It's not a little ironic that in the summer---with no commitments or schedule to keep---I feel like we have less time than during the school year when time is so scripted and conscripted.
I remain steadfast in my refusal to complicate our lives any more with any additional obligations. I limit the children to one, maximum two, activities, and thus far it is under my control to not select the time intensive ones, such as swim team, which requires almost daily commitment. At 5. Competitive swim team daily. (Yes, I am shaking my head.)
And yet, we are still too busy.
I often feel the need to chuck it all and move with my family to a tent in the wilderness. What are we all working so hard for, if the cost is our relations to one another?
Sympathy and empathy are still out of balance. Knowing is one thing, being and doing quite another level altogether.
Sometimes, I simply sit and listen when I ought to prod. Sometimes, I prod when I ought to simply sit and listen. I know on my end, when I feel frustrated or angry, it is due to my expectations:
Why can't she just hear what I'm saying?
Why does he always have to try and solve it?
I wish she would quit trying to play devil's advocate!
Can he just tell me he understands?
Once I said to my husband that I had actually not been looking for a solution (yet) just a sympathetic ear, he switched gears.
Perhaps we need to provide roadmaps to our needs. Perhaps if we get lost on the way trying to meet another's needs we need to say simply, I'm sorry, and switch gears.
This week, after reading a post by Slouching Mom, our family started a Kindness Campaign. We're all meant to slow down, pay attention to road signs in the ones we love, and enjoy the journey together, with kindness. We're using paper clips in plastic cups (one for each member of the family) to mark where we've been and done. In the center of our cups is the Forfeit cup. It's meant to be empty at the end of the week, and our other cups full. We're trying to earn a big fun family outing. I don't have a back-up plan because failure isn't an option. The only option is to extend the game another week, and try again.
Hopefully, we will arrive soon at our destination, where failure of empathy, sympathy and kindness are infrequent. The exception, rather than the rule.
And once this is ingrained and familiar to my children, perhaps they will see (and give) it out more often in the world.
Balance of concern. Respect. Courtesy. Kindness.
ETA: Intriguingly, Ceclilieaux has written about empathic failure, as failed friendships.
ADDITION: Explaining the Kindness Campaign
In the photo at the top of this post, you can see the cups we use for the Kindness Campaign. Here is how it works:
One cup for every family member (Parents too!)
One cup for forfeit
Large supply of common household item (we used paperclips)
Put 10 paperclips in each cup (including forfeit cup)

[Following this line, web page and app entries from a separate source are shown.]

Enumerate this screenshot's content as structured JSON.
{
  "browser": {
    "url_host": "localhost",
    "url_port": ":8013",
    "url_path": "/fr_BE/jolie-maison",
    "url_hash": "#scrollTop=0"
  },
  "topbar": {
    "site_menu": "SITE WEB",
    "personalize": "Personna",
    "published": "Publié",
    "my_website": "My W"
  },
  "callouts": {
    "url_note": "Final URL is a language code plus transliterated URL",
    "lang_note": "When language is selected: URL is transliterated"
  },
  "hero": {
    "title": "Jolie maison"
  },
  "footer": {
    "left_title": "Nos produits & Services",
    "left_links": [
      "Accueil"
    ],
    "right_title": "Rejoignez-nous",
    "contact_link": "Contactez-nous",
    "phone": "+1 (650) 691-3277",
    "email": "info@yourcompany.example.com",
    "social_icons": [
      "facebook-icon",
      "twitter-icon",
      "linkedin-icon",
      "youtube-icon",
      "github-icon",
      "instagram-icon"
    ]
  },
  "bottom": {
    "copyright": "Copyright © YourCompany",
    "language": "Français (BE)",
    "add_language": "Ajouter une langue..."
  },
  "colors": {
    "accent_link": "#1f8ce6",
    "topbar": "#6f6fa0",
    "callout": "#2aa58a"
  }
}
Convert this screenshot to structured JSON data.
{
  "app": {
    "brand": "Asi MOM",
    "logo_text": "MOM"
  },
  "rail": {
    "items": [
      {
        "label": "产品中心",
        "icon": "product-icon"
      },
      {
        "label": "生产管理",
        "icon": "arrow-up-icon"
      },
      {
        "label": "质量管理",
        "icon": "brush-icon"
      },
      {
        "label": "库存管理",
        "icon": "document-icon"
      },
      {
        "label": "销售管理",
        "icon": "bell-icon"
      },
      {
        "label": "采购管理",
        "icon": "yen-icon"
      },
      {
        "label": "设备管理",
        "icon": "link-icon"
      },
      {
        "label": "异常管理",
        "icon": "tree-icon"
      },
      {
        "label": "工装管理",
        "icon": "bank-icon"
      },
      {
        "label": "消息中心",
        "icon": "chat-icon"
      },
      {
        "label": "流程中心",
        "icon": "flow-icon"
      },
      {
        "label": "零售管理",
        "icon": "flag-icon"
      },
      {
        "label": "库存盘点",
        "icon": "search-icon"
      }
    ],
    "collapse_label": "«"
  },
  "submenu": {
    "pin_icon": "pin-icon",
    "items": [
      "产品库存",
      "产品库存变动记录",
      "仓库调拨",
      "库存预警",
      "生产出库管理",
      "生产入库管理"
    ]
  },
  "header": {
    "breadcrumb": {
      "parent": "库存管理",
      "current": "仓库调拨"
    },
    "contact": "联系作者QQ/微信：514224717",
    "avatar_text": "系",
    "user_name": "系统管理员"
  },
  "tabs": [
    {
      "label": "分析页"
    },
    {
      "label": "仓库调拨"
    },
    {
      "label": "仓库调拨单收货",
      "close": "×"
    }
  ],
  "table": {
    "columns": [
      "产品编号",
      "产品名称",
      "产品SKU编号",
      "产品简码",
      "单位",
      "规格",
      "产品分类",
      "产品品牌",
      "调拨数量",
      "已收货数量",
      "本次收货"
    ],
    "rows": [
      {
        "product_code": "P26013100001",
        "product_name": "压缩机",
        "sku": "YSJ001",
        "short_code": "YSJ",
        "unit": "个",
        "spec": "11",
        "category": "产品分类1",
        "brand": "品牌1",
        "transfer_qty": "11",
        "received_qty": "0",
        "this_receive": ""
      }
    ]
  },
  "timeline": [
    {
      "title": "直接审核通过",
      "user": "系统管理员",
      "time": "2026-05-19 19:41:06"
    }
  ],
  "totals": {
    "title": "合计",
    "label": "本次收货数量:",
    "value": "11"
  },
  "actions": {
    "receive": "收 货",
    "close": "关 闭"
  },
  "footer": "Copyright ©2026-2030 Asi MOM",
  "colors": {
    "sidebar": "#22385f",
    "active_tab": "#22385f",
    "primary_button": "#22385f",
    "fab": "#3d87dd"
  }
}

RULE: Use kind words in kind voice, courtesy, consideration and respect towards one another. Catch one another being nice!
GOAL: Empty forfeit cup at end of week
REWARD: Special family outing!
LOSE one paperclip for breaking with kindness (put lost paperclip in forfeit cup)
GAIN one paperclip for being kind, random act of kindness (get from forfeit cup)
If at the end of the week the forfeit cup isn't empty, keep going until it is. Then enjoy the reward!
Also, there isn't to be a comparison of who has more or less paperclips. The only thing evaluated is forfeit cup.
Make sure to involve children when setting up and playing the game.
Note: I don't reward gratuitous kindness that come from a "gain a paperclip" motivation. I just say thanks.
Let me know if you have any more questions! :)
copyright 2007 Julie Pippert